• [Task statement]:
Return every line in the entries below where the word "username" shows up.

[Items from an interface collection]

* * *

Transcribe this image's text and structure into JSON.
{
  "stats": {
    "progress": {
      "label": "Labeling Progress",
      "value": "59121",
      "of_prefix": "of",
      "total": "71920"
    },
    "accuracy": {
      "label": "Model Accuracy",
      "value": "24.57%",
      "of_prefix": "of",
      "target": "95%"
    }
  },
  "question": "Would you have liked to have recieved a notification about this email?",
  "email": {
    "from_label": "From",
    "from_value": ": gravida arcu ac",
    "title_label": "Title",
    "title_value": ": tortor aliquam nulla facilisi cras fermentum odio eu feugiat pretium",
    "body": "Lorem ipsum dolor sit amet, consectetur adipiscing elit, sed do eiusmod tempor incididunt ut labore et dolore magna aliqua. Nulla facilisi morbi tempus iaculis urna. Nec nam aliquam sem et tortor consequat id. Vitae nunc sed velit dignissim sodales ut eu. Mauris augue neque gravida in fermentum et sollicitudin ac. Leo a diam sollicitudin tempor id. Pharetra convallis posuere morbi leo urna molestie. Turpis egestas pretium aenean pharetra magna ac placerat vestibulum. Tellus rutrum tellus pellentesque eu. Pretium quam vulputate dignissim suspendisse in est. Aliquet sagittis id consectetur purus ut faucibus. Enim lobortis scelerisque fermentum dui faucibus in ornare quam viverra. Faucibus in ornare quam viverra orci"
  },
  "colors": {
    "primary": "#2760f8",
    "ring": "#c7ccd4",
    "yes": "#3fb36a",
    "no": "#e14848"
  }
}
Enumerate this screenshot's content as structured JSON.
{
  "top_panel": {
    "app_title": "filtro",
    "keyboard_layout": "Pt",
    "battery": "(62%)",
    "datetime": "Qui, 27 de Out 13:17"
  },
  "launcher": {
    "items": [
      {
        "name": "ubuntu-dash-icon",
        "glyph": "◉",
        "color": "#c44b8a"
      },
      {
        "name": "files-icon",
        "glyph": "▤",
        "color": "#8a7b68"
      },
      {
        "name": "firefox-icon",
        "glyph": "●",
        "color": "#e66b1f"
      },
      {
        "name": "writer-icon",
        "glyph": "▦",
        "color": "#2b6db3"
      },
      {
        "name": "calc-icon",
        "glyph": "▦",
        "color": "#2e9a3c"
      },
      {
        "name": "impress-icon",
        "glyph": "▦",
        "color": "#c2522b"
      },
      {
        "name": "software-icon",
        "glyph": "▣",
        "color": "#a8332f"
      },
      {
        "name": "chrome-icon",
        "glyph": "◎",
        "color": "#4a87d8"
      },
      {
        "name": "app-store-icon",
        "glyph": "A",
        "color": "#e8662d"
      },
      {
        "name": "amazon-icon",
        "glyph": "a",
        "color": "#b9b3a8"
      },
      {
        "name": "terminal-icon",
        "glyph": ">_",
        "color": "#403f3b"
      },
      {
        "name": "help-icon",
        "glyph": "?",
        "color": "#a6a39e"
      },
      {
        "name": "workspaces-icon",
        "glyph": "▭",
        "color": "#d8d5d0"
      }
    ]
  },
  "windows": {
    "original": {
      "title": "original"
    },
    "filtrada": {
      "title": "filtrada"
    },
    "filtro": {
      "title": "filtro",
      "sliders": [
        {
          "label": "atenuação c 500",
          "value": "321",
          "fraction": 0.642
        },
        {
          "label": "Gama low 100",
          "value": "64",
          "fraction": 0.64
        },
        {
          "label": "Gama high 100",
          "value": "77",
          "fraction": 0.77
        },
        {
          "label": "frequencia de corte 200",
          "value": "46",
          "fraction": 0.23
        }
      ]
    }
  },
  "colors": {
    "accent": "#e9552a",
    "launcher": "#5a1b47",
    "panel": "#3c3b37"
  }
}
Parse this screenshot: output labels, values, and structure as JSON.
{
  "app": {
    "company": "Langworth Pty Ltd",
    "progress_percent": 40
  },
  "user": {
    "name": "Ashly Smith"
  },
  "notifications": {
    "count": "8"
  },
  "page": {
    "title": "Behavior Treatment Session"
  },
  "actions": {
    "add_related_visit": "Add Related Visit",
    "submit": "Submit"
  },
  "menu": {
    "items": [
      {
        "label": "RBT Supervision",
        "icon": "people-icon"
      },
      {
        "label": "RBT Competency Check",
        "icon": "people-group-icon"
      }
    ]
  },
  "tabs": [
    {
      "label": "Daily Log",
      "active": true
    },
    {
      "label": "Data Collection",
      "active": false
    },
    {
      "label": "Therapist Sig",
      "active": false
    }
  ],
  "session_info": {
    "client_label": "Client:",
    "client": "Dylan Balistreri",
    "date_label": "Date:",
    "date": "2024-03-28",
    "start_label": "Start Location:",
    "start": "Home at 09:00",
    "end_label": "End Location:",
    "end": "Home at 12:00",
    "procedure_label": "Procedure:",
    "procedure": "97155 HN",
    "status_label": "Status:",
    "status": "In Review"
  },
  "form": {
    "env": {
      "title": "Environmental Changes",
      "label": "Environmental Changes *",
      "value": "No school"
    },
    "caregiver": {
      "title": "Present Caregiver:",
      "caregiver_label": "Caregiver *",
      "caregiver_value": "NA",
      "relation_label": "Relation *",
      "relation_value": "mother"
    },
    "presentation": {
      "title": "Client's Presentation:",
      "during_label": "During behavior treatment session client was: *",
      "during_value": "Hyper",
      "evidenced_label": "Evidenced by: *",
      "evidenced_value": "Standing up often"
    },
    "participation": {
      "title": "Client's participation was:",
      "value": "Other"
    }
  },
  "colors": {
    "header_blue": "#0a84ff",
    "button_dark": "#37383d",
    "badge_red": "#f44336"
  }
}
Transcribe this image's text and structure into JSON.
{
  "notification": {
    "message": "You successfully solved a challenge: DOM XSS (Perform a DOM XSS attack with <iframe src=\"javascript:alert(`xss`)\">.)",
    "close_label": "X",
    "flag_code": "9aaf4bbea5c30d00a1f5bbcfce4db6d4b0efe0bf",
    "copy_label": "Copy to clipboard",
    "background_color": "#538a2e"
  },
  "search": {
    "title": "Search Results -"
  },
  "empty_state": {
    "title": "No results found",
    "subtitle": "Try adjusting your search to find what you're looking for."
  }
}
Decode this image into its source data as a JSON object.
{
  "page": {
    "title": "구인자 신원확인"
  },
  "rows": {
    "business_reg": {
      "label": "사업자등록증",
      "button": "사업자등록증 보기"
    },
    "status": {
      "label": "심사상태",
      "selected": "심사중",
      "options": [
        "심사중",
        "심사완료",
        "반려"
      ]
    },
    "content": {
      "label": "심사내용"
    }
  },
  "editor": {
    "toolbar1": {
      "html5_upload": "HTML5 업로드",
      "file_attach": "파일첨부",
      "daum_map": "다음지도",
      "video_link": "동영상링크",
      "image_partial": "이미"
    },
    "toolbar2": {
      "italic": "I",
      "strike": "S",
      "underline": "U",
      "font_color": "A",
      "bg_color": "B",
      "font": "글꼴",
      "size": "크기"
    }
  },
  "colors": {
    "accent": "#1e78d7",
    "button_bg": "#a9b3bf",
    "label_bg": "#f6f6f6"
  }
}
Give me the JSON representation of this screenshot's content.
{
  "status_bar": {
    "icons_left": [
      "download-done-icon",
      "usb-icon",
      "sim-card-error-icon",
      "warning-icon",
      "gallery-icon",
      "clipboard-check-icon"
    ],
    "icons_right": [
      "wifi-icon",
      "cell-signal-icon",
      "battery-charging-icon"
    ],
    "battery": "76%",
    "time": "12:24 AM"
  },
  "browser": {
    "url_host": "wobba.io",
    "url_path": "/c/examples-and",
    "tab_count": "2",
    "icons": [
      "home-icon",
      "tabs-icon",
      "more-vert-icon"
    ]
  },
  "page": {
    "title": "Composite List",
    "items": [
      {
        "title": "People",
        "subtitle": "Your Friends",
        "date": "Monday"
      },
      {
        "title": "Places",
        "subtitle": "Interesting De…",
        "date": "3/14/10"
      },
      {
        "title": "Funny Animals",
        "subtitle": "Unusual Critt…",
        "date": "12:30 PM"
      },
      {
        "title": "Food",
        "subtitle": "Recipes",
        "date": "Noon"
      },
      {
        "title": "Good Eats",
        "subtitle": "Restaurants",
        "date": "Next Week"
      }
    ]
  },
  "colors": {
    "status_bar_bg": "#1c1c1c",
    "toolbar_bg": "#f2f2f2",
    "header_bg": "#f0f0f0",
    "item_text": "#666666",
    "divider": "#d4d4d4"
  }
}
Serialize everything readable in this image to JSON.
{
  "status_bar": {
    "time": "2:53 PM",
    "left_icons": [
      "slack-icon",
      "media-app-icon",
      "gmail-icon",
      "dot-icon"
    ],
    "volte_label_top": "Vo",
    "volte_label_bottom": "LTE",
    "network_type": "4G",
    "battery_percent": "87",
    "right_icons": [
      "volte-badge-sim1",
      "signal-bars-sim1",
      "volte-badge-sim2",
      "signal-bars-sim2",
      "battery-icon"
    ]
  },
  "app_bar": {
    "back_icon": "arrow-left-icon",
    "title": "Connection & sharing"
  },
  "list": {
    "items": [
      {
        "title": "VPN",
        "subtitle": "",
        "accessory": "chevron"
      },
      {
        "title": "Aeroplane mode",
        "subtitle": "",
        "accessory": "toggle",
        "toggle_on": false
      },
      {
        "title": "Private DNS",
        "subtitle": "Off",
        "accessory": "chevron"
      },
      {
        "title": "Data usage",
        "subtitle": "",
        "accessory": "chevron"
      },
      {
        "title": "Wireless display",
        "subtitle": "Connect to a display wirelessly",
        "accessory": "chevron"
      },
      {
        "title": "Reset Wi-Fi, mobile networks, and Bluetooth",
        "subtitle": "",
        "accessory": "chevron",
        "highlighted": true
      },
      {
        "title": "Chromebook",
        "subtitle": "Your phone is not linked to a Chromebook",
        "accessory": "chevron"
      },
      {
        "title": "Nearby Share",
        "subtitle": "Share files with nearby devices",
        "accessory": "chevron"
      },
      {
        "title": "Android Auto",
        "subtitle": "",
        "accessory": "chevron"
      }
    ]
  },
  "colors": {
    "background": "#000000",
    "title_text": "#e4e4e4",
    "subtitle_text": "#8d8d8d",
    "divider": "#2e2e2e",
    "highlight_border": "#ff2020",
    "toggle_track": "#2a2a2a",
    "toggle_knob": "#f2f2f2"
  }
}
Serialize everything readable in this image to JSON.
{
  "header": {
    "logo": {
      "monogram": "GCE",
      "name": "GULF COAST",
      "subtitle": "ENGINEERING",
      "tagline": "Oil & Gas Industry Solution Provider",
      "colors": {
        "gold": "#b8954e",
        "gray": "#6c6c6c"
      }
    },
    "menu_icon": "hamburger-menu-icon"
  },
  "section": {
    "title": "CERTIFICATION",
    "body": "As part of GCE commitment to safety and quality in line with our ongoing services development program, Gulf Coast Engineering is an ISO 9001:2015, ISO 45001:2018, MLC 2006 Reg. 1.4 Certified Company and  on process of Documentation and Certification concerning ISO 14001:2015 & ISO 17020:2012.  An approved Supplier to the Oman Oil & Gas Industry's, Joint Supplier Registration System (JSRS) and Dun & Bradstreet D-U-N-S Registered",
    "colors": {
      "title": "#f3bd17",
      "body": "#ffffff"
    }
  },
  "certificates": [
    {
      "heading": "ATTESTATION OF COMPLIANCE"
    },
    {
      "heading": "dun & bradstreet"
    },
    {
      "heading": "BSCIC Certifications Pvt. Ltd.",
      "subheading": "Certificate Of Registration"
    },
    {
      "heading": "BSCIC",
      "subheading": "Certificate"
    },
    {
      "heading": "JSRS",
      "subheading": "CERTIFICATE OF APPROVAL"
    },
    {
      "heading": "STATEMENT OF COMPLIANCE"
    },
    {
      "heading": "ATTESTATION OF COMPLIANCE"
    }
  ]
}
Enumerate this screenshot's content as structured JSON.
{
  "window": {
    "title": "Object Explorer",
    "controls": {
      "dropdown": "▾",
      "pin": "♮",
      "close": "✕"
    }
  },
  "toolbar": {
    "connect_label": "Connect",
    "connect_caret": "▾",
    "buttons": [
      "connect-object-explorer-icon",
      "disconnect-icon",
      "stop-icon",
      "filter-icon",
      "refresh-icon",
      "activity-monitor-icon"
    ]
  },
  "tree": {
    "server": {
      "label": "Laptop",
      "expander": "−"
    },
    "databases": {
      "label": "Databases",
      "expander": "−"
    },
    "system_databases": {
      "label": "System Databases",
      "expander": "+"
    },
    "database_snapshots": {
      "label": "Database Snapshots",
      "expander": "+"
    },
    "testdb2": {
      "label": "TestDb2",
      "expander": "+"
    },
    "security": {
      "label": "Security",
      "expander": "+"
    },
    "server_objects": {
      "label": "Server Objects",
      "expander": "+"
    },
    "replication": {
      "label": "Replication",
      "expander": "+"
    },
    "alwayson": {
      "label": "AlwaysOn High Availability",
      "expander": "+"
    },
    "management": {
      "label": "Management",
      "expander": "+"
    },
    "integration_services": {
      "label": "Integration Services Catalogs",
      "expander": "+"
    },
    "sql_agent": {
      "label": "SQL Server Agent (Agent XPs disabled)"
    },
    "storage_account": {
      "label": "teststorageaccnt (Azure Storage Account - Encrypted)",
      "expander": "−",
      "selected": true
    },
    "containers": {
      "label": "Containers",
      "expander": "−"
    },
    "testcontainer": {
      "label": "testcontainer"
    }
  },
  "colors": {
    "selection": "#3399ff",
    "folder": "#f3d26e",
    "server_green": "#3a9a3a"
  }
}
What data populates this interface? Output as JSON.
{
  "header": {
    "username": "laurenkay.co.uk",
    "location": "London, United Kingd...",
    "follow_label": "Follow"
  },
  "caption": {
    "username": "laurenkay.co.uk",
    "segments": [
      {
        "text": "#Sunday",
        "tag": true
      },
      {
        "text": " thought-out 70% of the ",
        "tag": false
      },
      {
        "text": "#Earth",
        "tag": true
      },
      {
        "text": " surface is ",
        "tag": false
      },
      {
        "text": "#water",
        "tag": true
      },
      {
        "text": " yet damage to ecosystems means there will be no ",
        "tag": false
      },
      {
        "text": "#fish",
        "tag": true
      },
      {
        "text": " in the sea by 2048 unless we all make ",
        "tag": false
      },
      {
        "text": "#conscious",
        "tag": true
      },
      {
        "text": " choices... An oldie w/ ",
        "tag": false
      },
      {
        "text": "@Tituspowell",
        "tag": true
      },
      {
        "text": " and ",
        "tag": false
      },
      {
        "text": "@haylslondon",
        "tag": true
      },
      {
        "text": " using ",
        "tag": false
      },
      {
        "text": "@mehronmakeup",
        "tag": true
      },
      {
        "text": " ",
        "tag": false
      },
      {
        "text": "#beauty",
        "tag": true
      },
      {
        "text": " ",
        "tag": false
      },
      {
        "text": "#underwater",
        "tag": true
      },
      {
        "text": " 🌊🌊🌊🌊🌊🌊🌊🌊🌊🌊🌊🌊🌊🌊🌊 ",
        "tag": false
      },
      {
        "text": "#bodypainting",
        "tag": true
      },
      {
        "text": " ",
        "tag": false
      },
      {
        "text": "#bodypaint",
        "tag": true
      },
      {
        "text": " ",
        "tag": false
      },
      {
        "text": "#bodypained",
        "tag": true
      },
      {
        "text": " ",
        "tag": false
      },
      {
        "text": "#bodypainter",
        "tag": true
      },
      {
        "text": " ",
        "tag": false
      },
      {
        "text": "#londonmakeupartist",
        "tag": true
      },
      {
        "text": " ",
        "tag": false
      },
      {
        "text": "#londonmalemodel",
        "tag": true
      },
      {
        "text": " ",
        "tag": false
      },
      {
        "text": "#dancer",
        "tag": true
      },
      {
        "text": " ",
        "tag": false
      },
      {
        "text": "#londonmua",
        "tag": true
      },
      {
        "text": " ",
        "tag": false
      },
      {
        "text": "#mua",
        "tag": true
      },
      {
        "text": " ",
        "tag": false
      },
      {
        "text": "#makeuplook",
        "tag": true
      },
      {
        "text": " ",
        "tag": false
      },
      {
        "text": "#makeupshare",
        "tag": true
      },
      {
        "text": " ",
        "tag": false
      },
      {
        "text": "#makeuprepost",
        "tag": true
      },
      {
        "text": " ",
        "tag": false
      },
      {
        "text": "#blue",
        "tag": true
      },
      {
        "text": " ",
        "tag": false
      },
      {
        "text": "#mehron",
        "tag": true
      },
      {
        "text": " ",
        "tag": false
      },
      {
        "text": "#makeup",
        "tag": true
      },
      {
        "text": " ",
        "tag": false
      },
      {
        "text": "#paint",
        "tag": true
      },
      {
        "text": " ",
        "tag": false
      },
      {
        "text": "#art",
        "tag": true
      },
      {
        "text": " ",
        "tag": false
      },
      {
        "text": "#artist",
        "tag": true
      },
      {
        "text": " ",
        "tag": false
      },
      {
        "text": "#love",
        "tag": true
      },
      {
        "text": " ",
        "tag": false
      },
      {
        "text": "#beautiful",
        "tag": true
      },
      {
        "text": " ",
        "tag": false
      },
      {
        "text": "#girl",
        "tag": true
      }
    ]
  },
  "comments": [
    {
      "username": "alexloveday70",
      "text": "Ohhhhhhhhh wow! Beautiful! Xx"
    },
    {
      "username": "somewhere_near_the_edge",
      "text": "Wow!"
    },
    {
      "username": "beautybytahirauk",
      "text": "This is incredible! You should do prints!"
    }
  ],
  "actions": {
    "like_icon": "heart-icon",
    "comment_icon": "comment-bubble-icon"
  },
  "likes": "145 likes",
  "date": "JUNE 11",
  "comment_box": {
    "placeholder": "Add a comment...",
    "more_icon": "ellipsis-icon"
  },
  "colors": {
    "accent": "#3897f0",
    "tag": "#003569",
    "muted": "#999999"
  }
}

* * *

• [Reply]:
    "username": "laurenkay.co.uk",
    "username": "laurenkay.co.uk",
      "username": "alexloveday70",
      "username": "somewhere_near_the_edge",
      "username": "beautybytahirauk",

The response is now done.